When I quizzed someone, quite senior actually, on why people did that, they said, “you know.” Only, I didn’t know.


“It’s the boss,” they said.


“What about the boss?” I asked, wondering what on earth it was that they did.


“They’ll give you that look,” they said.


It was genius; an entire office full of staff too scared to go home on time, despite having nothing to do, despite being on top of their respective workloads, and all because the boss would “give them a look.”


Those people just needed a few tools to help you them become more assertive, and to deal with any and all actual consequences of said assertion. [1]


I’ve said it before and I’ll say it again: study after study after study shows that people who go in to work on time, who take regular breaks (including coffee breaks and a full hour for lunch) and who go home on time are not only healthier and happier than their stressed out colleagues but, and here’s the kicker, they are far less likely to take time off work sick to boot. And stress is the number one cause of staff absenteeism.


And yet, when you asked people to initiate a care plan like that, when you asked them to go in on time, go home on time and take a lunch break, they say no. They say, “I can’t do it.”


They can’t tell their boss that the unrealistic deadline is unrealistic and will take seven days, not three; or they can’t say, “I’m not working late tonight” or “I’m going out for lunch.”


These people need the tools that REBT and CBT provide to help them take back control, of not just their deadlines, or working lives, but of their private lives too.


After all, when it comes to that list of regrets that we all tend to hold as we are about to depart this mortal coil, I sincerely doubt that “I regret I didn’t work harder” is on there.


How much more capable would you feel if you handed some of your work back, told people what the deadline really should look like and then went to lunch for a whole blooming hour?


I’m betting you’d feel really good: Calm and less pressured.

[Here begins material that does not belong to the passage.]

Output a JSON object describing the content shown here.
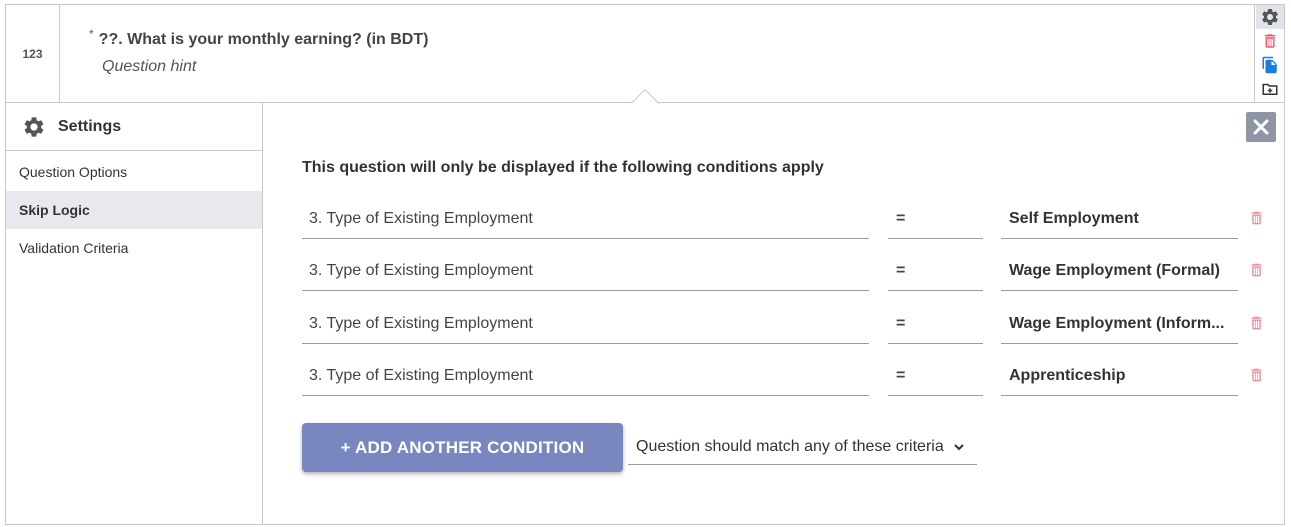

So, with that in mind, isn’t it time you took back a little control, starting today?



[1]I went home on time many, many times. And, do you know what happened? That’s right, nothing. Nothing bad happened